Element data from apps and pages:
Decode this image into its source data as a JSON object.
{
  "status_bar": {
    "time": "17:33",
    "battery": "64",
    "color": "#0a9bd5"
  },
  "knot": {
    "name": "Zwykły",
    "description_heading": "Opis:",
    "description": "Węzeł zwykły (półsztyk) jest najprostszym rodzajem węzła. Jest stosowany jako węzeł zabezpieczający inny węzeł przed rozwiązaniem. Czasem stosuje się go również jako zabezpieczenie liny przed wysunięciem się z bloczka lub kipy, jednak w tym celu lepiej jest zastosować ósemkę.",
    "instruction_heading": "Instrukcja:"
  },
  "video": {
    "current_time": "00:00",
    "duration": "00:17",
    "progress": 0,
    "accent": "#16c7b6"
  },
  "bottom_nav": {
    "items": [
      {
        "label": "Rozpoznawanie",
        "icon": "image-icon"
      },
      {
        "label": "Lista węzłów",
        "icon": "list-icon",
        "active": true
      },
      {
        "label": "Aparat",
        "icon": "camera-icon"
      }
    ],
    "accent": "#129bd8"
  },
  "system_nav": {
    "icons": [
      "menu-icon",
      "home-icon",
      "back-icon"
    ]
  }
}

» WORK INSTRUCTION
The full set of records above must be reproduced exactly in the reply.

» SOLUTION TO THIS PROBLEM
Decode this image into its source data as a JSON object.
{
  "status_bar": {
    "time": "17:33",
    "battery": "64",
    "color": "#0a9bd5"
  },
  "knot": {
    "name": "Zwykły",
    "description_heading": "Opis:",
    "description": "Węzeł zwykły (półsztyk) jest najprostszym rodzajem węzła. Jest stosowany jako węzeł zabezpieczający inny węzeł przed rozwiązaniem. Czasem stosuje się go również jako zabezpieczenie liny przed wysunięciem się z bloczka lub kipy, jednak w tym celu lepiej jest zastosować ósemkę.",
    "instruction_heading": "Instrukcja:"
  },
  "video": {
    "current_time": "00:00",
    "duration": "00:17",
    "progress": 0,
    "accent": "#16c7b6"
  },
  "bottom_nav": {
    "items": [
      {
        "label": "Rozpoznawanie",
        "icon": "image-icon"
      },
      {
        "label": "Lista węzłów",
        "icon": "list-icon",
        "active": true
      },
      {
        "label": "Aparat",
        "icon": "camera-icon"
      }
    ],
    "accent": "#129bd8"
  },
  "system_nav": {
    "icons": [
      "menu-icon",
      "home-icon",
      "back-icon"
    ]
  }
}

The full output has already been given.